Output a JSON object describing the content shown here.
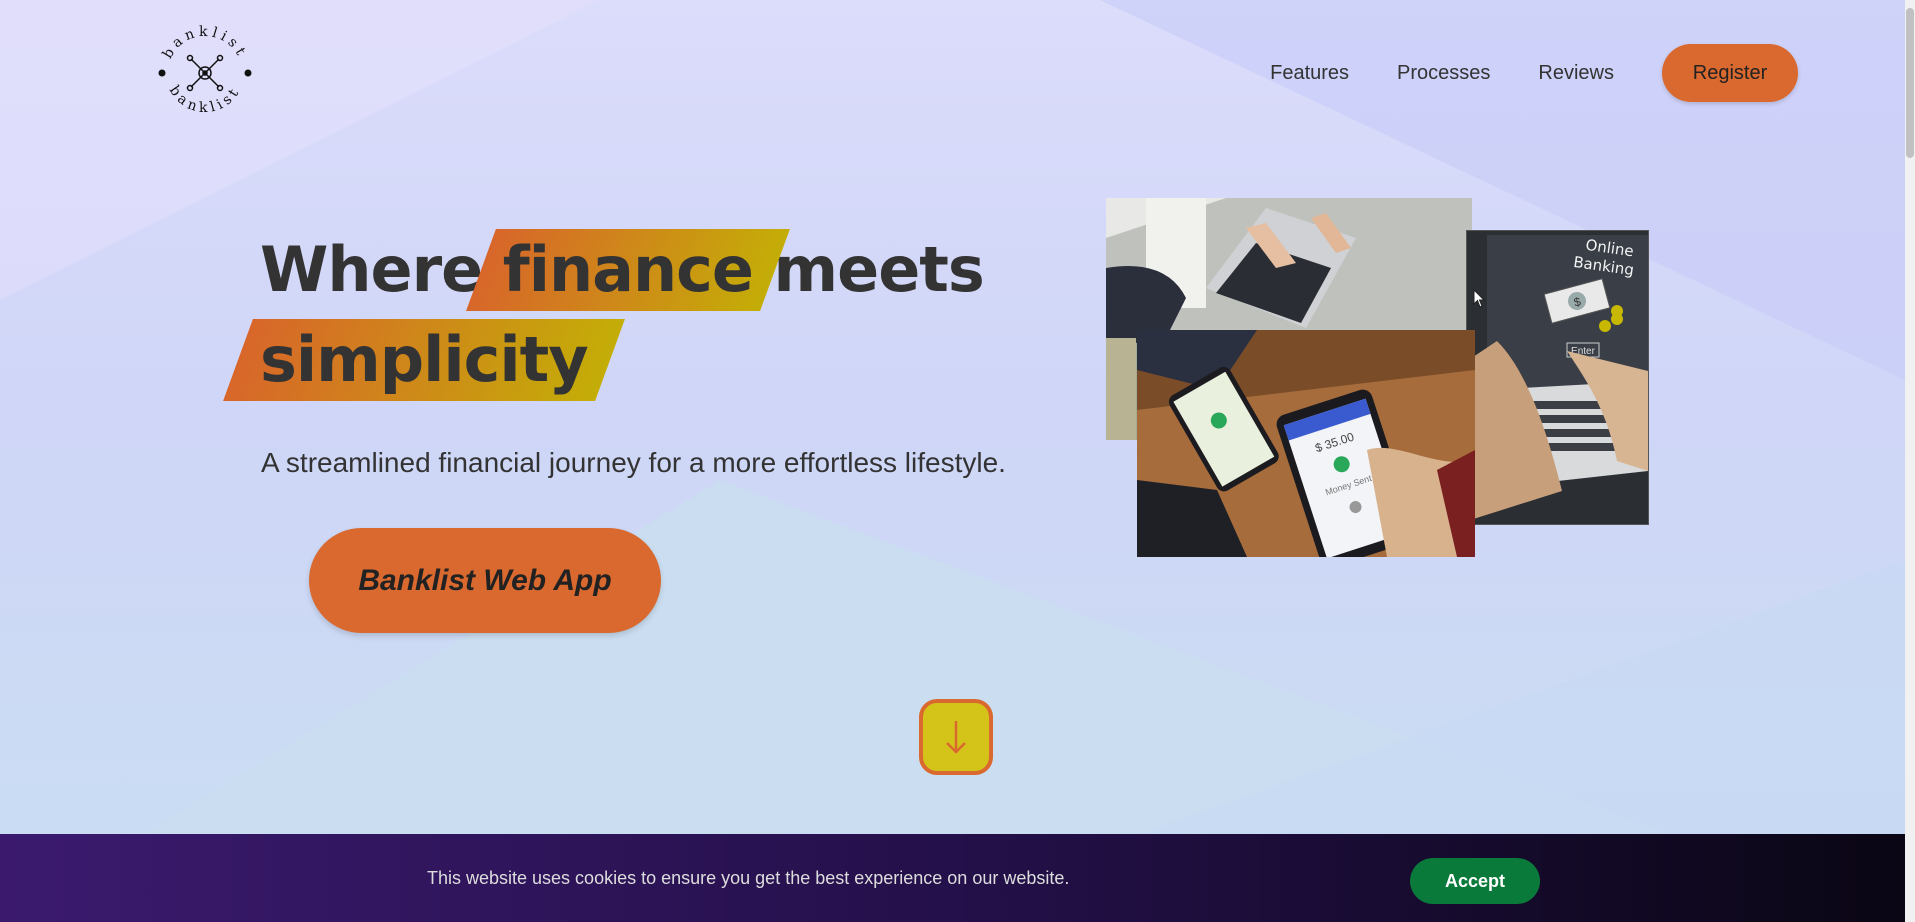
{
  "header": {
    "logo_text": "banklist",
    "nav": [
      {
        "label": "Features"
      },
      {
        "label": "Processes"
      },
      {
        "label": "Reviews"
      }
    ],
    "register_label": "Register"
  },
  "hero": {
    "title_word1": "Where",
    "title_highlight1": "finance",
    "title_word2": "meets",
    "title_highlight2": "simplicity",
    "subtitle": "A streamlined financial journey for a more effortless lifestyle.",
    "cta_label": "Banklist Web App",
    "scroll_icon": "arrow-down-icon"
  },
  "images": {
    "online_banking_title_line1": "Online",
    "online_banking_title_line2": "Banking",
    "online_banking_enter": "Enter",
    "phone_amount": "$ 35.00",
    "phone_label": "Money Sent"
  },
  "cookie": {
    "message": "This website uses cookies to ensure you get the best experience on our website.",
    "accept_label": "Accept"
  },
  "colors": {
    "accent": "#d9692e",
    "highlight_end": "#c4ad07",
    "accept_green": "#0a7a3b",
    "text": "#333333"
  }
}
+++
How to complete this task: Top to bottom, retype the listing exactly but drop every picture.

Your response:
Output a JSON object describing the content shown here.
{
  "header": {
    "logo_text": "banklist",
    "nav": [
      {
        "label": "Features"
      },
      {
        "label": "Processes"
      },
      {
        "label": "Reviews"
      }
    ],
    "register_label": "Register"
  },
  "hero": {
    "title_word1": "Where",
    "title_highlight1": "finance",
    "title_word2": "meets",
    "title_highlight2": "simplicity",
    "subtitle": "A streamlined financial journey for a more effortless lifestyle.",
    "cta_label": "Banklist Web App",
    "scroll_icon": "arrow-down-icon"
  },
  "images": {
    "online_banking_title_line1": "Online",
    "online_banking_title_line2": "Banking",
    "online_banking_enter": "Enter",
    "phone_amount": "$ 35.00",
    "phone_label": "Money Sent"
  },
  "cookie": {
    "message": "This website uses cookies to ensure you get the best experience on our website.",
    "accept_label": "Accept"
  },
  "colors": {
    "accent": "#d9692e",
    "highlight_end": "#c4ad07",
    "accept_green": "#0a7a3b",
    "text": "#333333"
  }
}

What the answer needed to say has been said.